Don’t look at the SEMs. They say what the authors say they say. Look at the scales.
The empathic accuracy scale used in Experiment 1 is normed to a population mean of 100 and standard deviation of 15. They report each population’s mean in the text. The high-school-educated subjects had a mean empathic accuracy of 106.02; the college-educated subjects had a mean empathic accuracy of 99.40. This is a real difference; there are lots of subjects, so the estimate of the means is pretty good. But we’re talking about a difference of 7.62% on a test with 20 items, which I’d eyeball as about an item and a half. It’s also notable, by the way, that the college-educated subjects are not lower than the normed mean, they’re indistinguishable from it. It’s the high-school-educated students who are higher than the mean. There are any number of reasons for this, most obviously that their measure of empathic accuracy may have been normed on college students. What’s striking to me is that this feature of the data isn’t mentioned at all.
As you might have guessed, a similar analysis on Experiment 3 yields a similar result. The measure of empathic accuracy in Experiment 3 has 36 items; participants with lower manipulated social class got on average 27.08 items right, while those with higher manipulated social class got 25.23 right. This is a difference of 5.14% accuracy, even smaller than the difference in Experiment 1.
Please note: This does not mean the work is uninteresting, insignificant, or wrong. There are other features that make it significant, notably the authors’ claim that this is the first experiment to manipulate participants’ perception of their own social class. And, as far as I can tell, the differences are real. I wouldn’t believe them until they’re replicated (Jonah Lehrer has a very nice article on the decline effect that’s worth reading for anyone concerned about scientific epistemology), but that doesn’t mean the paper wasn’t worth publishing.
But it does mean that it is pure bullshit to say that this paper is evidence that “The rich don’t get how the other half lives.” It’s evidence that the rich are slightly worse at perceiving other people’s emotions — whether those others are rich or poor. This isn’t inconsequential; it’s new knowledge. But in terms of revising your own policies, that “slightly” is critical. Note that, in other contexts, very large differences between populations are not viewed as good grounds for treating individuals differently.
So far I’ve mostly criticized the popular interpretation of the science, not the science itself. Where I do take issue with the authors is not in the text of their paper, but in Paul’s NYT article. There, we find the following:
“Upper-class people, in spite of all their advantages, suffer empathy deficits,” Dr. Keltner said. “And there are enormous consequences.”
Keltner may be right, but let’s be clear: This article is evidence for empathy deficits, not “enormous consequences.” His sense that there are “enormous consequences” is what led him to do the experiment.
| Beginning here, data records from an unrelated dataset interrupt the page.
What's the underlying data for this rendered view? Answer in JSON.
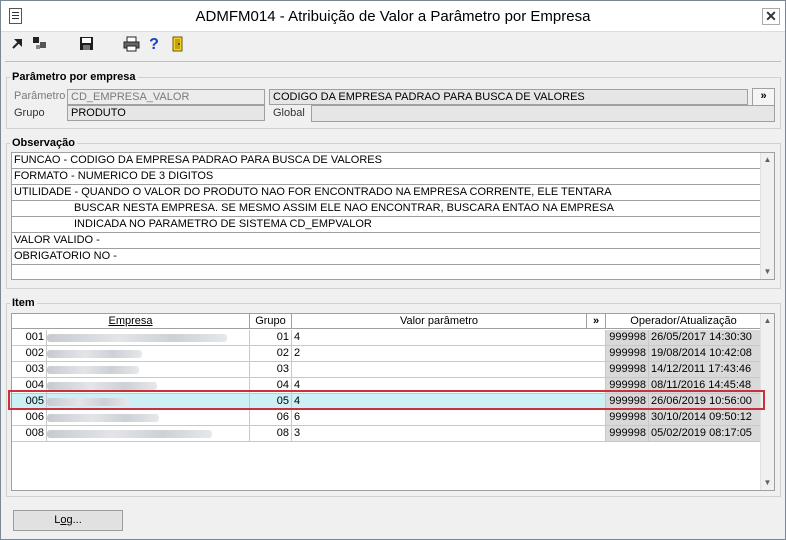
{
  "window": {
    "title": "ADMFM014 - Atribuição de Valor a Parâmetro por Empresa",
    "close_label": "✕"
  },
  "toolbar": {
    "icons": [
      "arrow-icon",
      "arrange-icon",
      "save-icon",
      "print-icon",
      "help-icon",
      "exit-icon"
    ]
  },
  "parametro": {
    "legend": "Parâmetro por empresa",
    "parametro_label": "Parâmetro",
    "parametro_value": "CD_EMPRESA_VALOR",
    "descricao_value": "CODIGO DA EMPRESA PADRAO PARA BUSCA DE VALORES",
    "expand_label": "»",
    "grupo_label": "Grupo",
    "grupo_value": "PRODUTO",
    "global_label": "Global",
    "global_value": ""
  },
  "observacao": {
    "legend": "Observação",
    "lines": [
      "FUNCAO - CODIGO DA EMPRESA PADRAO PARA BUSCA DE VALORES",
      "FORMATO - NUMERICO DE 3 DIGITOS",
      "UTILIDADE - QUANDO O VALOR DO PRODUTO NAO FOR ENCONTRADO NA EMPRESA CORRENTE, ELE TENTARA",
      "BUSCAR NESTA EMPRESA. SE MESMO ASSIM ELE NAO ENCONTRAR, BUSCARA ENTAO NA EMPRESA",
      "INDICADA NO PARAMETRO DE SISTEMA CD_EMPVALOR",
      "VALOR VALIDO -",
      "OBRIGATORIO NO -"
    ]
  },
  "item": {
    "legend": "Item",
    "columns": {
      "empresa": "Empresa",
      "grupo": "Grupo",
      "valor": "Valor parâmetro",
      "more": "»",
      "operador": "Operador/Atualização"
    },
    "rows": [
      {
        "code": "001",
        "grupo": "01",
        "valor": "4",
        "operador": "999998",
        "data": "26/05/2017 14:30:30"
      },
      {
        "code": "002",
        "grupo": "02",
        "valor": "2",
        "operador": "999998",
        "data": "19/08/2014 10:42:08"
      },
      {
        "code": "003",
        "grupo": "03",
        "valor": "",
        "operador": "999998",
        "data": "14/12/2011 17:43:46"
      },
      {
        "code": "004",
        "grupo": "04",
        "valor": "4",
        "operador": "999998",
        "data": "08/11/2016 14:45:48"
      },
      {
        "code": "005",
        "grupo": "05",
        "valor": "4",
        "operador": "999998",
        "data": "26/06/2019 10:56:00"
      },
      {
        "code": "006",
        "grupo": "06",
        "valor": "6",
        "operador": "999998",
        "data": "30/10/2014 09:50:12"
      },
      {
        "code": "008",
        "grupo": "08",
        "valor": "3",
        "operador": "999998",
        "data": "05/02/2019 08:17:05"
      }
    ]
  },
  "buttons": {
    "log_prefix": "L",
    "log_underlined": "o",
    "log_suffix": "g..."
  },
  "colors": {
    "selected_row": "#cdeff6",
    "highlight_border": "#c8323a"
  }
}
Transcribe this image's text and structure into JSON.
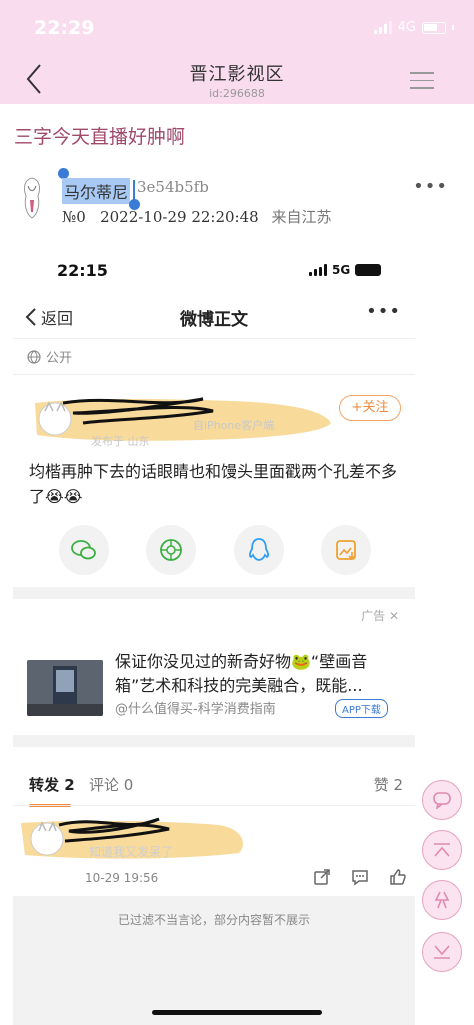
{
  "status_bar": {
    "time": "22:29",
    "network": "4G"
  },
  "nav": {
    "title": "晋江影视区",
    "subtitle": "id:296688"
  },
  "post": {
    "title": "三字今天直播好肿啊",
    "author_name": "马尔蒂尼",
    "author_hash": "3e54b5fb",
    "floor": "№0",
    "datetime": "2022-10-29 22:20:48",
    "location": "来自江苏"
  },
  "embedded": {
    "status_time": "22:15",
    "status_network": "5G",
    "back_label": "返回",
    "title": "微博正文",
    "visibility": "公开",
    "user_meta_1": "自iPhone客户端",
    "user_meta_2": "发布于 山东",
    "follow_label": "+关注",
    "body": "均楷再肿下去的话眼睛也和馒头里面戳两个孔差不多了😭😭",
    "ad": {
      "label": "广告",
      "text": "保证你没见过的新奇好物🐸“壁画音箱”艺术和科技的完美融合，既能...",
      "source": "@什么值得买-科学消费指南",
      "tag": "APP下载"
    },
    "tabs": {
      "repost": "转发 2",
      "comment": "评论 0",
      "likes": "赞 2"
    },
    "comment": {
      "meta": "知道我又发呆了",
      "time": "10-29 19:56"
    },
    "filter_notice": "已过滤不当言论，部分内容暂不展示"
  },
  "colors": {
    "nav_bg": "#f9dcee",
    "title_color": "#a04a6a",
    "accent": "#f08a3c",
    "fab_border": "#e8a0c0"
  }
}
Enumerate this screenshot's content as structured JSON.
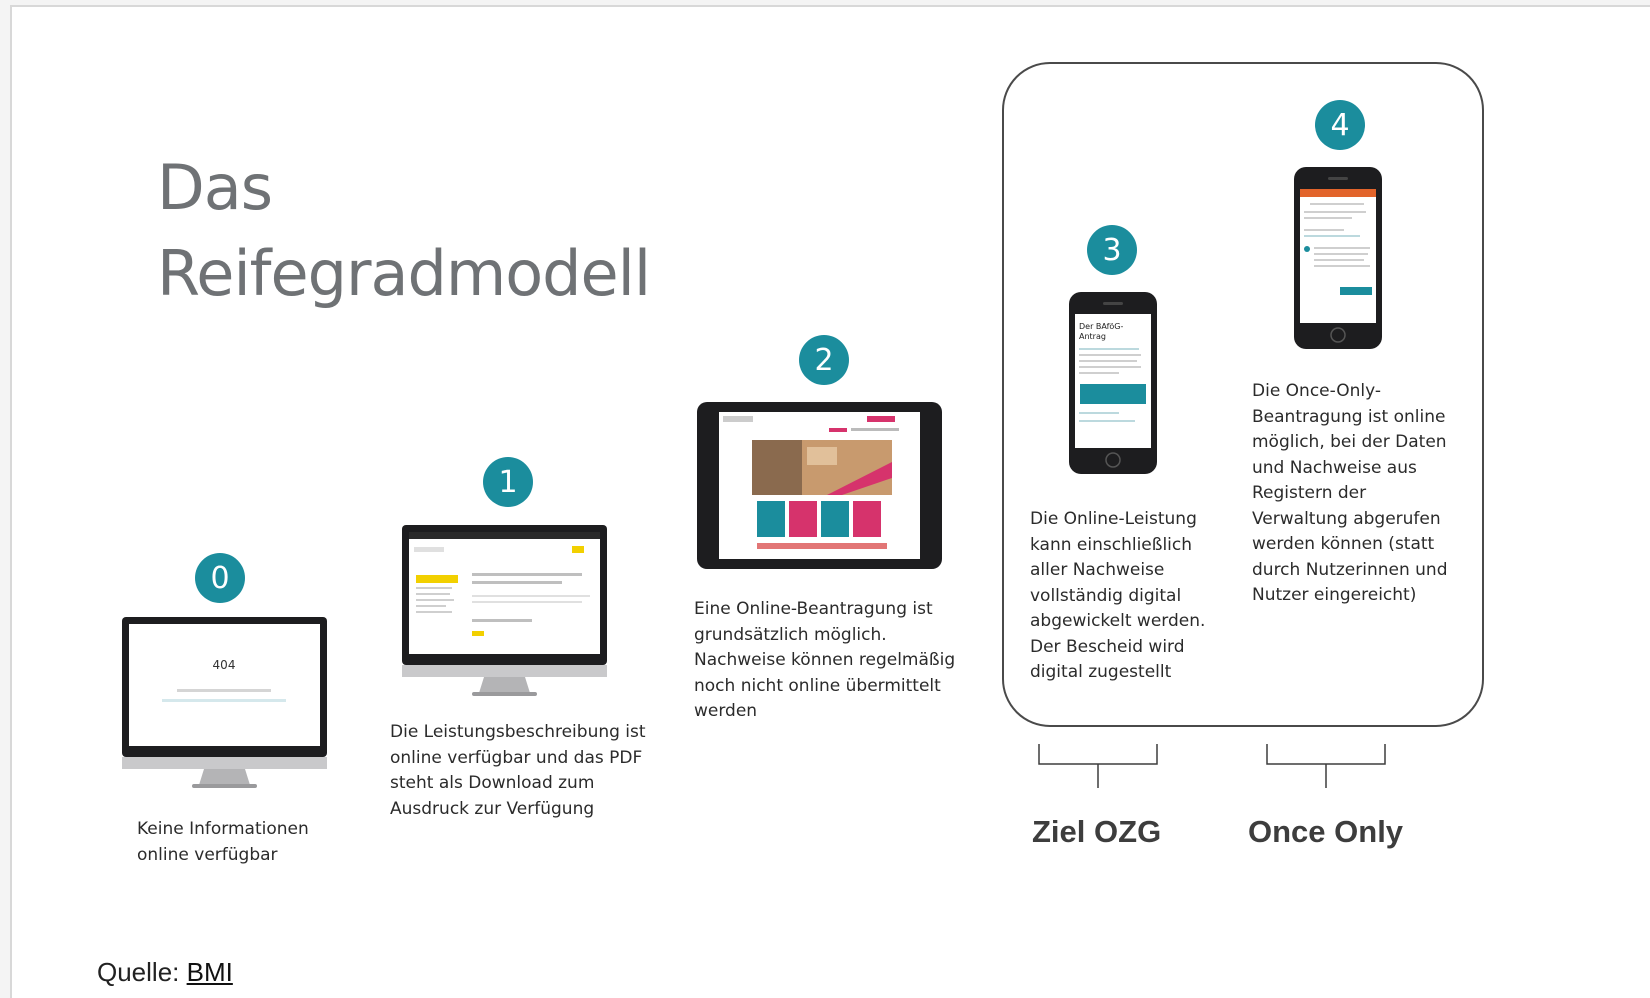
{
  "title": {
    "line1": "Das",
    "line2": "Reifegradmodell"
  },
  "levels": [
    {
      "badge": "0",
      "text": [
        "Keine Informationen",
        "online verfügbar"
      ],
      "device": "desktop",
      "screen_text": "404"
    },
    {
      "badge": "1",
      "text": [
        "Die Leistungsbeschreibung ist",
        "online verfügbar und das PDF",
        "steht als Download zum",
        "Ausdruck zur Verfügung"
      ],
      "device": "desktop"
    },
    {
      "badge": "2",
      "text": [
        "Eine Online-Beantragung ist",
        "grundsätzlich möglich.",
        "Nachweise können regelmäßig",
        "noch nicht online übermittelt",
        "werden"
      ],
      "device": "tablet"
    },
    {
      "badge": "3",
      "text": [
        "Die Online-Leistung",
        "kann einschließlich",
        "aller Nachweise",
        "vollständig digital",
        "abgewickelt werden.",
        "Der Bescheid wird",
        "digital zugestellt"
      ],
      "device": "phone",
      "screen_text": [
        "Der BAföG-",
        "Antrag"
      ]
    },
    {
      "badge": "4",
      "text": [
        "Die Once-Only-",
        "Beantragung ist online",
        "möglich, bei der Daten",
        "und Nachweise aus",
        "Registern der",
        "Verwaltung abgerufen",
        "werden können (statt",
        "durch Nutzerinnen und",
        "Nutzer eingereicht)"
      ],
      "device": "phone"
    }
  ],
  "brackets": [
    {
      "label": "Ziel OZG"
    },
    {
      "label": "Once Only"
    }
  ],
  "source": {
    "prefix": "Quelle: ",
    "link": "BMI"
  },
  "colors": {
    "badge": "#1b8d9d",
    "title": "#6f7275",
    "text": "#2b2b2b",
    "accent_pink": "#d6336c"
  }
}
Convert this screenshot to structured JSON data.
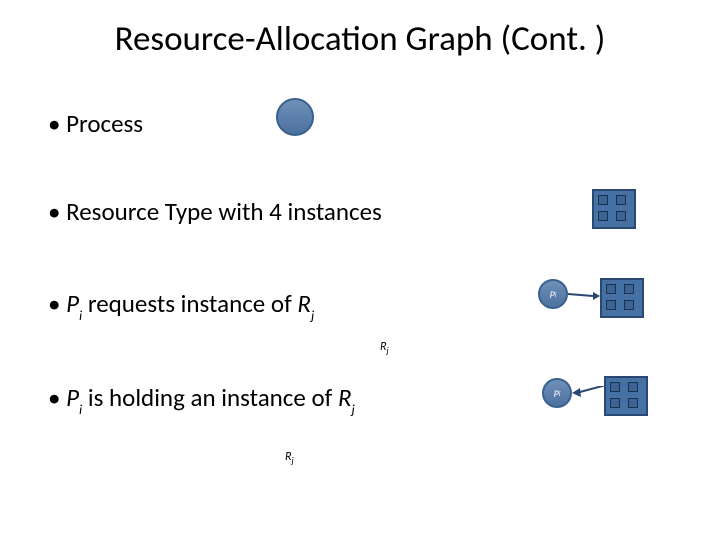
{
  "title": "Resource-Allocation Graph (Cont. )",
  "bullets": {
    "process": "Process",
    "resource_type": "Resource Type with 4 instances",
    "requests_prefix": "P",
    "requests_sub1": "i",
    "requests_mid": " requests instance of ",
    "requests_r": "R",
    "requests_sub2": "j",
    "holding_prefix": "P",
    "holding_sub1": "i",
    "holding_mid": " is holding an instance of ",
    "holding_r": "R",
    "holding_sub2": "j"
  },
  "labels": {
    "pi_p": "P",
    "pi_i": "i",
    "rj_r": "R",
    "rj_j": "j"
  }
}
Contrast his claim in the NYT to what he says on this topic in PSYCHOLOGICAL SCIENCE (emphasis mine):
Empathic accuracy may mediate influences of class on relationship quality, commitment, and satisfaction. It is also interesting to speculate about the costs of heightened empathic accuracy for overall health and wellbeing, particularly because lower-class individuals tend to experience chronically elevated levels of negative emotion and negative mood disorders (e.g., Gallo & Matthews, 2003).
Maybe Keltner was quoted out of context. He might have other evidence for the claim he made in the NYT. But if he did, why didn’t he mention that evidence in the paper?
Anyway, this has been a rehearsal of fourth-grade science: Keep your eye on the y-axis. My experience teaching neuroscience at Princeton would suggest that this is harder than it sounds, but it pays off.
(Also, as a matter of random derision: While Paul is right that the paper doesn’t identify the university that provided the subjects, it’s almost certainly Berkeley — Kraus only left Berkeley for UCSF a couple of months ago, and the subjects in Experiments 2 and 3 are 50% Asian, so it’s not Toronto.)